  • General weakness, and a desire to sit most of the day.
  • Violent pains in your bones (as if they’re about to break), and prickling or sharp pains in your muscles (like electric shocks), or pains that change location very quickly. These types of pains can get worse due to outside temperature, humidity, weather, etc.
  • Reddened joints that are painful with even the slightest contact. You could also have purple blotches on the sharp point of the joint.
  • Excessive sweating during the night, with strong body odor.
  • Fever

You might like: 7 Reasons Your Joints May Hurt

Flexible thumb

What should I do if I have joint wear and tear?

These tips will help you lessen the pain that joint wear causes, so you can enjoy better quality of life.

  • Move your legs before getting up. When you get out of bed, so that your weight doesn’t come crashing down on your knees and ankles. After sitting for a long time (when working, on a plane, watching a movie, etc.), move your legs for a few minutes before getting up.
  • Take a rest every day. In the middle of your work day, or whatever activity you’re doing, take a 5 to 10-minute rest, especially if you spend a lot of time on your feet or sitting.
  • Choose appropriate footwear. Your shoes should have good support, and they shouldn’t be either too large or too small. The best option is close-toed shoes. If you have knee problems you should choose flats or other shoes without heels. Also make sure any shoes you wear are in good condition.
  • Be careful when carrying things. If you have a job that requires you to lift heavy objects or if you carry a lot of bags when you go shopping, try to carry equal weight on both sides. If possible, make multiple trips instead of trying to carry everything at once. If you have to pick something up off the floor, make sure to squat instead of bending over.
  • Stairs. Take the stairs slowly, use the hand rail to support yourself, and take one step at a time.
Man walking up the stairs

How can I treat joint wear and tear with my diet?

In addition to following the above recommendations, it’s important to eat a healthy diet in order to treat joint wear. To do so:

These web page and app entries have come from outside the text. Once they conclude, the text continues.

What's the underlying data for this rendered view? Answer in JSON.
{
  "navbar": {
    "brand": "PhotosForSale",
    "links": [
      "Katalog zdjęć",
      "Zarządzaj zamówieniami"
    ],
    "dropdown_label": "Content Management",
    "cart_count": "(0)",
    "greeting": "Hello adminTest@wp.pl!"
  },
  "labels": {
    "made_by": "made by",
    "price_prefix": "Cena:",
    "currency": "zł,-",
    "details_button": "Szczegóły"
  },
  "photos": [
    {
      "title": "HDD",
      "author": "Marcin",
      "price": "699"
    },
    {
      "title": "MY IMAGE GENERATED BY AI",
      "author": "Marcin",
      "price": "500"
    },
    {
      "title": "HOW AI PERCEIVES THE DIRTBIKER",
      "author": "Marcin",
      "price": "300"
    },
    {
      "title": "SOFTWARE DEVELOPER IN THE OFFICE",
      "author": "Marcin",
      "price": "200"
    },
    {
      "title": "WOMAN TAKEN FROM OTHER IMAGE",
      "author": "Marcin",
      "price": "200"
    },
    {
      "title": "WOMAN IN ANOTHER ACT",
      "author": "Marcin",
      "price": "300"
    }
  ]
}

  • Drink a lot of water, so that you can stay hydrated and maintain healthy amounts of liquid in your joints.
  • Make sure to get enough vitamins. For example, vitamin C helps you form collagen, bone tissue and cartilage, vitamin A helps to strengthen and regenerate your bones, and vitamin D promotes the absorption of calcium and phosphorus, two elements that can help you avoid osteoporosis and other bone problems.
  • Choose foods that have mucopolysaccharides, such as pork or ox meat, in order to strengthen and help your joints recover. Be careful not to eat them in excess, because these foods also contain a lot of fat and cholesterol.

Images courtesy of handarmdoc, midwestnerd, and Dan Eckert.

  • Kurz, B., Jost, B., & Schünke, M. (2002). Dietary vitamins and selenium diminish the development of mechanically induced osteoarthritis and increase the expression of antioxidative enzymes in the knee joint of STR/1N mice. Osteoarthritis and cartilage10(2), 119-126.
  • Dexter, P. A. (1992). Joint exercises in elderly persons with symptomatic osteoarthritis of the hip or knee. Performance patterns, medical support patterns, and the relationship between exercising and medical care. Arthritis & Rheumatism: Official Journal of the American College of Rheumatology5(1), 36-41.